SubUrbia takes place over the course of one very long night that starts out like any other for a group of friends who go back to childhood together. You get the feeling that every night sees them sitting in this same parking lot, making the same jokes, telling the same stories, drinking the same beer. Jeff and Sooze (Shane Nelson and Sydney Machesky) argue about whether or not to move to New York, Buff (Jordan Fritz) expounds on his hedonistic conquests, Tim (Donnevan Tolbert) rails against pretty much everyone, Bee-Bee (Shannon Grant) tags along, and Norman and Pakeeza (Zyle Cook and Tayler Jones) try to deal with the riff-raff in a perpetual holding pattern outside their store. But tonight is different. Tonight, the one member of their group who has left town and made it big as a rock star is coming back to hang out - but when? He said he'd be here, they intone over and over, like Didi and Gogo waiting underneath that infamous tree. But unlike Godot, Pony (Brad Smith) does eventually appear with his publicist Erica (Hannah Butcher) in tow, opening everyone's eyes to what could be, what isn't, and what never can be.
First off, I'll confess - I don't particularly like this script. It's a little too long, it's hard to find most of these characters' problems important enough to get all worked up about, and it gets a little tiresome listening to the "my nothing is way more important than your something" argument of the disenfranchised grunge/parking lot set. Though there have clearly been updates to the script from its original 1990s placement (they have cell phones and TiVo now), the soul of the play never quite seems to catch up with what I tend to believe resonates with today's audience. And on a side note - these young, young actors are adorably inconsistent with their use of the payphone - totally foreign technology to them!
Still, despite my general discontent with Bogosian's free-floating anxiety, I did see a lot of really good work up there. Shane Nelson as Jeff is the central character of the play, and though he tends to be a little one note in his sustained anger, he is believable and approachable, and he does a good job of bringing his inner conflict to life. Jordan Fritz seems a little miscast as the philandering Buff, but he doesn't shy away from the sex, drugs, and street hockey of it all. And he does deliver some genuinely funny moments at times that we really needed them. Donnevan Tolbert delivers one of the play's strongest performances as the violent, racist drunk, Tim. There is a lot of darkness and ugliness in what this character says and does - it's heavy lifting for any actor to have words like this in your mouth, let alone a first-year BA theatre major like Tolbert. But he is believable and unsettling in his unending cloud of rage.

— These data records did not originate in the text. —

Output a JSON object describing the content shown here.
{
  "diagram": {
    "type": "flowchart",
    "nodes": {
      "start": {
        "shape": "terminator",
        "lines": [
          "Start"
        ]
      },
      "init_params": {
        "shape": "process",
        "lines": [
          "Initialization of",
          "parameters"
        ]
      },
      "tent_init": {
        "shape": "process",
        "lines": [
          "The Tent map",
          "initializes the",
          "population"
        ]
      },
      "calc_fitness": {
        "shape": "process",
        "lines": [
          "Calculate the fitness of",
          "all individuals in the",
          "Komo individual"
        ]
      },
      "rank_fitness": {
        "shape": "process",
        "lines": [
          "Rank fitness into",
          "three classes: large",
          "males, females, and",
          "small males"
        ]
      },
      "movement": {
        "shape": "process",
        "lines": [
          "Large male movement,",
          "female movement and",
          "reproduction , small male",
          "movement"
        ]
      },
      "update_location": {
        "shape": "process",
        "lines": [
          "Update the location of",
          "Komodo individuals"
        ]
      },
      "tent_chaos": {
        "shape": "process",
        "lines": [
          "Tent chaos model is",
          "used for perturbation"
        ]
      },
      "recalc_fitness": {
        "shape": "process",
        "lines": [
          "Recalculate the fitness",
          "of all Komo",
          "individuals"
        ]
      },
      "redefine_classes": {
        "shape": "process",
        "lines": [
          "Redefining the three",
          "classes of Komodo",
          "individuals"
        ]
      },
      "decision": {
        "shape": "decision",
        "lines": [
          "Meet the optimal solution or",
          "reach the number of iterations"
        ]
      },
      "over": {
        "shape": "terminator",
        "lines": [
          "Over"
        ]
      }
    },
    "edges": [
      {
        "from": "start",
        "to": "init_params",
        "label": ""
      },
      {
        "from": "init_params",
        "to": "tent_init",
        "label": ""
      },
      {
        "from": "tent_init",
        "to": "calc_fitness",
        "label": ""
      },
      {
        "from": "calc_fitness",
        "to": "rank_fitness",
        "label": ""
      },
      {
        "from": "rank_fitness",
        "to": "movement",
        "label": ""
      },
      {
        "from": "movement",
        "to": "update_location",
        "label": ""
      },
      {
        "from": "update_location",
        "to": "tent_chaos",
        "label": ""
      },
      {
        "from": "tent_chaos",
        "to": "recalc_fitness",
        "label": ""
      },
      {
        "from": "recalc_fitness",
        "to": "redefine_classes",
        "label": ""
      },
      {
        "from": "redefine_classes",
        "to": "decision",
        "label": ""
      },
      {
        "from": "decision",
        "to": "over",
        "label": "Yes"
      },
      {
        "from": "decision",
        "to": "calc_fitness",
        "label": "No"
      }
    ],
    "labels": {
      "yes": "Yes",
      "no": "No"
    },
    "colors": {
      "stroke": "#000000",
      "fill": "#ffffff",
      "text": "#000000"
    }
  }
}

His character ends up being hard to watch in all the right ways. Brad Smith as Pony is a much needed jolt of energy in Bogosian's ode on stagnation. He oozes charisma and confidence, and does a great job of being everything that these other people aren't. (The director's decision to have him hold a guitar while singing along with a CD demo, however, makes no sense at all.) Sydney Machesky's Sooze provides the most dynamic character arc of the play - as she is probably the only character with real, tangible dreams driving her, and Machesky does a fantastic job balancing the wide-eyed suburban girl she is with the gritty performance artist she wants to be. Shannon Grant shows excellent vulnerability as the tagalong Bee-Bee, and she does an admirable job of filling in the blanks left by Bogosian as she trips along in the shadow of his more bombastic characters. Hannah Butcher as Erica is perfectly out of place, slumming it here with these suburban malcontents, and she does a great job using her sex appeal without overplaying it. Zyle Cook and Tayler Jones as the convenience store owner and his sister do a good job playing the Pakistani characters and dialect without making them caricatures. They are smaller roles, but also somehow ever-present in the person of their store on stage, and there is a sensitivity and delicacy to them both that counteracts the blunt-object anger of the central characters nicely (though Cook is sometimes a little difficult to hear).
Director Bilha Birman-Rivlin does what she can to string all of this anger together into a narrative. The characters sort of orbit each other without ever demonstrating the real attachments and connections that I tend to need to invest in their situations, but there are some genuinely clever and engaging moments that win out over Bogosian's malaise to create what is overall not a bad evening of theatre. Lisa Charlotte Berg's set is a shining star of the evening, doing a fantastic job of placing us in the parking lot. With trash strewn about, it feels almost like we're sitting with these kids in a dumpster, just waiting until the day they're finally tossed out. Mike Hallberg's lighting and sound design both fill out the world very well, leading us from dusk to dawn, and scene to scene with nuance and care. And Sarah Bloch's costumes communicate volumes about each character from the second they set foot on the stage.
All in all, SubUrbia is sort of like an angry, vulgar episode of Seinfeld. Nothing happens. And while it's not a play that I would have chosen, it is a play that is showcasing some really excellent talent, and one that, in its all-too-brief run, deserves to be seen!
SubUrbia by Eric Bogosian (Director: Bilha Birman-Rivlin) continues at the Wayne State University Studio Theatre through April 5. Tickets are $10-$12. For more information, visit http://www.cfpca.wayne.edu/theatreanddance/